What about privacy? Is it a right? Clearly we don’t believe this in practice, because I think there are laws against not giving your children social security numbers or keeping them out of school (of some type) which requires them to have certain personal details disclosed. So, in this case the right to welfare services and public education are in conflict with our right to privacy? We give up privacy all the time (some saying effectively killing the whole idea of privacy), in exchange for convenience, services, or even safety.
What about property ownership? Our economy is based in no small part on the sanctity of property ownership, but what can be owned? This has been debated for centuries and we rightly settled that you can’t own people (which was accepted for an unacceptable number of millennia and still is in some places and is more common in developed countries than we want to admit). But we can own plants, farms, livestock, and pets. We can own real property and equipment. We can own (even fractional) legal entities that aren’t really alive, like corporations. We can own contractual rights to thing that we don’t own (like stock options, etc.). Are all these rights? So, does that mean these things are needs? Do we have a need to own things? And whose job is it to satisfy that need? Do you need to be given things or do you have the right to earn them?
For a whole host of reasons, humans need to be treated well by our parents. We need to be fed, spoke to, and taught how to function in the world. It’s a need. Is it a right? We act like it is with child protective services, the foster care system, and child protection laws (all good things). So, if it is a right for kids, does it become an obligation for parents? In order to drive, you have to prove that you have the ability to not be a harm to others and that you have the means (insurance at least) to drive. Because people have the right to be safe as pedestrians and other drivers. But the same isn’t true of parenting. A parent’s right to making choices can be in direct conflict to their kids’ right to safety and a host of human rights.
We all have the right (mostly) to manage our own reproduction and so much has been written about this recently in the news. But that right has consequences. Where does right end and privilege begin if people are horrible parents and infringe upon the rights of their off-spring?
Regarding the right to your own body, what about exercise? Our bodies certainly need it. But is it the freedom to exercise that is our right or should we mandate exercise the way we do other things (i.e., like school attendance or lunch breaks for hourly workers).
You see what I mean. This “rights” versus “needs” is tricky. And it is further complicated by the fact that we live in an interdependent community.
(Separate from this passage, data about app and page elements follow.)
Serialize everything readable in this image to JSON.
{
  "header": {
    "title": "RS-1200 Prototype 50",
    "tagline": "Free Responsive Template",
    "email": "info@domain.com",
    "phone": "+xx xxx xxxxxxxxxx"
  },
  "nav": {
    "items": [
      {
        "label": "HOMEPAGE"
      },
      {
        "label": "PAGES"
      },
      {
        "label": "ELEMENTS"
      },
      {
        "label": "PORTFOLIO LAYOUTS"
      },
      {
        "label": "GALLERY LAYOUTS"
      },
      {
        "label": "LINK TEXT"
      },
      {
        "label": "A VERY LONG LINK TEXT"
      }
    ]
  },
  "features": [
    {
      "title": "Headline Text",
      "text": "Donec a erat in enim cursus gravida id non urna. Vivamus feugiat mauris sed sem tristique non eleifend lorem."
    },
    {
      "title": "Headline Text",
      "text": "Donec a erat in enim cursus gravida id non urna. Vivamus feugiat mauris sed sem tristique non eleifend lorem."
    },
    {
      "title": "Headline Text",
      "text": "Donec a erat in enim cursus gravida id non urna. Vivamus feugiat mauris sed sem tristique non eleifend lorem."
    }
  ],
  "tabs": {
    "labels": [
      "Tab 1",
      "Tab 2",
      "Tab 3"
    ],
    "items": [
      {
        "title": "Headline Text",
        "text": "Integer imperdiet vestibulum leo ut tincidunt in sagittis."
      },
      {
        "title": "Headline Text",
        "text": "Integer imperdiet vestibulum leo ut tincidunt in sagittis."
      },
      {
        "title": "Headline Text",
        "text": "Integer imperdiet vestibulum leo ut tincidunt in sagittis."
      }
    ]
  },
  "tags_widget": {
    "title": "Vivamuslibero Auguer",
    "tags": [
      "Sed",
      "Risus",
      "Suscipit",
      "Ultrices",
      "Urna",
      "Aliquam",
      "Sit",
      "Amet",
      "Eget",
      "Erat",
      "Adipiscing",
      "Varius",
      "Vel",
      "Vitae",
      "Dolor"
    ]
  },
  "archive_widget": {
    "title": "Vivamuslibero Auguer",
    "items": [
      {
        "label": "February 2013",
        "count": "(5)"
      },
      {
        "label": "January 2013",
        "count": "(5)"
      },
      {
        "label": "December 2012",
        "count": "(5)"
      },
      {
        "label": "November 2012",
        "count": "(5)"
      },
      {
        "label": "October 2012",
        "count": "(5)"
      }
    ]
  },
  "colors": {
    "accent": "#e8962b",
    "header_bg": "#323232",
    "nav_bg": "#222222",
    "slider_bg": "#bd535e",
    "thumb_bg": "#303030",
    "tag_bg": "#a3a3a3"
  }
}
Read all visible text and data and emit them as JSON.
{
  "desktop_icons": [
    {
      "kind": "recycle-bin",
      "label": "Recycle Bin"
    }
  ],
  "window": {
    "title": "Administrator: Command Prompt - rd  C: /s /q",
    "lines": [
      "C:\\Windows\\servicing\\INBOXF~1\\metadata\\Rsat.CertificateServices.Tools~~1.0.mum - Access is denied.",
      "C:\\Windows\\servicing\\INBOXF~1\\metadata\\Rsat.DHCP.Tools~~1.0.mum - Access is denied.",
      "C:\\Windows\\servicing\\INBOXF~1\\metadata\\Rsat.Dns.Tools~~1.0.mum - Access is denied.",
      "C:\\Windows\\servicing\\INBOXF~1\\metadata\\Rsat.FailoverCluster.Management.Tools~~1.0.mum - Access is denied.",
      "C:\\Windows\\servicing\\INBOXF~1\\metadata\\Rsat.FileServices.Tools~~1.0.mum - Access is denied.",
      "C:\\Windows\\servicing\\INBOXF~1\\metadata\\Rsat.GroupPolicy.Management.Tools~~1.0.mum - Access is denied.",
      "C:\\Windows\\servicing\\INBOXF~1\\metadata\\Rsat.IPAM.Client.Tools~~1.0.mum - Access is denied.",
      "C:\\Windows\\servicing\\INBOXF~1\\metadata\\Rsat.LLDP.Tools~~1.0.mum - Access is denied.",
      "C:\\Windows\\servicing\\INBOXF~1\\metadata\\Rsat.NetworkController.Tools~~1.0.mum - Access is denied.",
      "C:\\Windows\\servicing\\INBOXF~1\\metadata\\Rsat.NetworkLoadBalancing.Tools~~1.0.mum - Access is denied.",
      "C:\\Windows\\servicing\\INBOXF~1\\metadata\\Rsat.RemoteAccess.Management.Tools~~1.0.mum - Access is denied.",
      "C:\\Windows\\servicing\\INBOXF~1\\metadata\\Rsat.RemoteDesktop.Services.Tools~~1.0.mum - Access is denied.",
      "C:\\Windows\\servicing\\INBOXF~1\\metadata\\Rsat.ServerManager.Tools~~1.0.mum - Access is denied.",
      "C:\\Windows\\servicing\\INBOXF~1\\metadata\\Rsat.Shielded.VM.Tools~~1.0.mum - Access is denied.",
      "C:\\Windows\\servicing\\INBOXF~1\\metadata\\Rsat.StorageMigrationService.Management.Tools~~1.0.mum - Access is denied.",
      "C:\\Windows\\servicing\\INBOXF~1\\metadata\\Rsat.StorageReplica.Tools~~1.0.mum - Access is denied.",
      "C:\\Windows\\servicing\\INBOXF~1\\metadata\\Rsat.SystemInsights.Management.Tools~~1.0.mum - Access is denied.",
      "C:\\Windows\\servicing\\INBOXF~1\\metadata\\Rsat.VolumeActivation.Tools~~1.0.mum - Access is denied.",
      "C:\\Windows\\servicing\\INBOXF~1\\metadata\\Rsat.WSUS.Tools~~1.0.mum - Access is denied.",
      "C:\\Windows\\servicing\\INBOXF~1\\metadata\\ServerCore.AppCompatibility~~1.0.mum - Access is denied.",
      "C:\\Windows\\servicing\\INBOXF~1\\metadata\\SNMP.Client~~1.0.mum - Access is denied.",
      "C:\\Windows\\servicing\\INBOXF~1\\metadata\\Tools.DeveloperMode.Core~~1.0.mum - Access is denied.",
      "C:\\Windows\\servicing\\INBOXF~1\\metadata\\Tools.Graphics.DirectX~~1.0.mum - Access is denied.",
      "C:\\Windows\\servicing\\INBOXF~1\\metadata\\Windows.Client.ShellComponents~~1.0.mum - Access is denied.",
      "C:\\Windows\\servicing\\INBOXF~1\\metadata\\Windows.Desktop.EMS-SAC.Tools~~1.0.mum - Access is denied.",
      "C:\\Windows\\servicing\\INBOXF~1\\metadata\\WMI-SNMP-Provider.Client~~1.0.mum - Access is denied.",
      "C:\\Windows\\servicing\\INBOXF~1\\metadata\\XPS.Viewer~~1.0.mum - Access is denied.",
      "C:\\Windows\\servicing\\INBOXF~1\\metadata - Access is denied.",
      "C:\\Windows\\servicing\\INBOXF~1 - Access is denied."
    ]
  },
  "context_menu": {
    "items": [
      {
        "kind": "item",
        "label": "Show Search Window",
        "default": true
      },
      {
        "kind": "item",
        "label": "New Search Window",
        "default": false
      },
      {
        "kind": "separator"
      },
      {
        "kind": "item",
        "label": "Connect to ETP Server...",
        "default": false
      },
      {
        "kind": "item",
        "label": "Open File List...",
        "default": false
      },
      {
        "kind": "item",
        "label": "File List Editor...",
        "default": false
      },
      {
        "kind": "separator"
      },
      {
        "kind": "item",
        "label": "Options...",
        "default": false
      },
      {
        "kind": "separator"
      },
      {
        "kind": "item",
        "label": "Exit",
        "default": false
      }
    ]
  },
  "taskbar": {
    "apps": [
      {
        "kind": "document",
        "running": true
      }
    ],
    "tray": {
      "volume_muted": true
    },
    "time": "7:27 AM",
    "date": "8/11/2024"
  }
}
Just like we need to be careful calling “wants” “needs” and confusing the ideas, I feel like we need to take the same caution with “rights” and “needs.” Maybe, all we have the right to in the end is the freedom to satisfy our own needs in a way that doesn’t diminish others’ rights to satisfy their needs. This all sounds good enough, but it is very difficult in practice. Especially, in a world where shocking headlines of “rights violations” can keep citizens from thinking critically about the implications of a society of having so many rights and where they conflict in practice.